--- PROVIDED ENTRIES Enclosed Below ---
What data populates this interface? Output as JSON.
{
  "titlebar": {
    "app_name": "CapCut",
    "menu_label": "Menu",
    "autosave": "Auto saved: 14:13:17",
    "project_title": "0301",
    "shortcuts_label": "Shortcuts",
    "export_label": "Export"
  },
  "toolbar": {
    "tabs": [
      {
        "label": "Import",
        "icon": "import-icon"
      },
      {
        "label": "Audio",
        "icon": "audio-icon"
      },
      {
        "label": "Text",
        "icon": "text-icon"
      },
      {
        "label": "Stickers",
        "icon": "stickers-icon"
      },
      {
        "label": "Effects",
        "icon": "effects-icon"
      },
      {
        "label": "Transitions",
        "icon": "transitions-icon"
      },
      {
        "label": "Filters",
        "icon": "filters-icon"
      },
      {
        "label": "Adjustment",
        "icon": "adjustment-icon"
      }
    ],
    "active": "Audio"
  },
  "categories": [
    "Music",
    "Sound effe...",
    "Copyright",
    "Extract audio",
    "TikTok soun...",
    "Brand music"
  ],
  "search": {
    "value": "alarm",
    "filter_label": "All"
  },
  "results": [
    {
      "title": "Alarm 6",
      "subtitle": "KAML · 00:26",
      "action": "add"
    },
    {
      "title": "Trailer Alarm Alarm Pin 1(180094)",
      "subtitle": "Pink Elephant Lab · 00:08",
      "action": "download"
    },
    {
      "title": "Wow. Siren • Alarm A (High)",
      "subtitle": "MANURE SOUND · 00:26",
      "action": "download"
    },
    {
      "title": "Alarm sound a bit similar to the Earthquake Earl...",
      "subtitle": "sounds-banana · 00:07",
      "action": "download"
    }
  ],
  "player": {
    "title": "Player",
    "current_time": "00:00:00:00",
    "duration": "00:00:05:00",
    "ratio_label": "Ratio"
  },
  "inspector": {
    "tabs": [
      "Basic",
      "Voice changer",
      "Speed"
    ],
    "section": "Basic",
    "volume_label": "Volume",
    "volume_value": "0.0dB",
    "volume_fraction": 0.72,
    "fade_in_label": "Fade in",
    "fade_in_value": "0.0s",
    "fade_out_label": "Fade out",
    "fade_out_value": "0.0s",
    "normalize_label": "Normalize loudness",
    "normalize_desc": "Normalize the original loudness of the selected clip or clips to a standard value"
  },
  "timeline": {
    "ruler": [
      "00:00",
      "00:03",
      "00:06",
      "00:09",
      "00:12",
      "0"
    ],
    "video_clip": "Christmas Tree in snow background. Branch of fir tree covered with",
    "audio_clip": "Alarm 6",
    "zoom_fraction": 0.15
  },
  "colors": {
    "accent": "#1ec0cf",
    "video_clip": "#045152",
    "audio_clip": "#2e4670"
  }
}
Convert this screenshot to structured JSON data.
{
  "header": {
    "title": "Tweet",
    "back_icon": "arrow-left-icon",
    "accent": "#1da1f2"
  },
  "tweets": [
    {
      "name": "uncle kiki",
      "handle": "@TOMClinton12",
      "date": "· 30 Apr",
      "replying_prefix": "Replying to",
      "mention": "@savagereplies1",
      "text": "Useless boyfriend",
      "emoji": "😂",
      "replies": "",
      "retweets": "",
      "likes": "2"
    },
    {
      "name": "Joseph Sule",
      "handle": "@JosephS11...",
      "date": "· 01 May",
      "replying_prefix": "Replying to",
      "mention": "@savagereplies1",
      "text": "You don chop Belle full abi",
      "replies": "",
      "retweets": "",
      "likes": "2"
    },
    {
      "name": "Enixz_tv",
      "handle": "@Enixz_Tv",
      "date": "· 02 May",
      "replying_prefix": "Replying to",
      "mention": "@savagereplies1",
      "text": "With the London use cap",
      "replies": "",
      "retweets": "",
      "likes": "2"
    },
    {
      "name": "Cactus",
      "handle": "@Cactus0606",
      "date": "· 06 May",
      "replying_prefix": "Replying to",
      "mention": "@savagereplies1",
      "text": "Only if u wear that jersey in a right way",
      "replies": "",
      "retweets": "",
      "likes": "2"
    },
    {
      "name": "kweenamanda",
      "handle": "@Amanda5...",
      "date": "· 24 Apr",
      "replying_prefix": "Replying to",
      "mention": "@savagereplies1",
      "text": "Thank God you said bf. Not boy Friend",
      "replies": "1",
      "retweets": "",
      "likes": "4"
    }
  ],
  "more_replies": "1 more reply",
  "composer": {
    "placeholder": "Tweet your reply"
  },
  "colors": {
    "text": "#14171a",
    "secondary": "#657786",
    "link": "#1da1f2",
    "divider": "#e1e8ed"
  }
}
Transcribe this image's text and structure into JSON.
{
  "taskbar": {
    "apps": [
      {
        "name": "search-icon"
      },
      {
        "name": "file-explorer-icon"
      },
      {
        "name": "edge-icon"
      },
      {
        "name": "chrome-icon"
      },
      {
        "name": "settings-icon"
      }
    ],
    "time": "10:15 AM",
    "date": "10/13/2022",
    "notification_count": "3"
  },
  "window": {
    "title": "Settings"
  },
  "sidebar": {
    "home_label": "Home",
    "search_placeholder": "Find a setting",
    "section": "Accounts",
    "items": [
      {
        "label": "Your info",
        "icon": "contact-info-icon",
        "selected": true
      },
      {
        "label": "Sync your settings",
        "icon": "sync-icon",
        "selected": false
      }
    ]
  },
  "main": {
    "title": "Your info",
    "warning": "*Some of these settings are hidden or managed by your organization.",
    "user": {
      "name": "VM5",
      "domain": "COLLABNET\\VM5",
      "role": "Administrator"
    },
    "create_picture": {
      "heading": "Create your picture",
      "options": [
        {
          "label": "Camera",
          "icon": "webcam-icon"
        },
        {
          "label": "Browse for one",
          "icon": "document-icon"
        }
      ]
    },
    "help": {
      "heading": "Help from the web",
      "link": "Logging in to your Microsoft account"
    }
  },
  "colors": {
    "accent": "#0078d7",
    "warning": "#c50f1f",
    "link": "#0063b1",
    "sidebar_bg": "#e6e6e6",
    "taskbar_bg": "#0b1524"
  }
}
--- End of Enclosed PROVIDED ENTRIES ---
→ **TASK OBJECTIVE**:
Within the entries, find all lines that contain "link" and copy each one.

→ **ANSWER TO THIS EXERCISE**:
    "link": "#1da1f2",
      "link": "Logging in to your Microsoft account"
    "link": "#0063b1",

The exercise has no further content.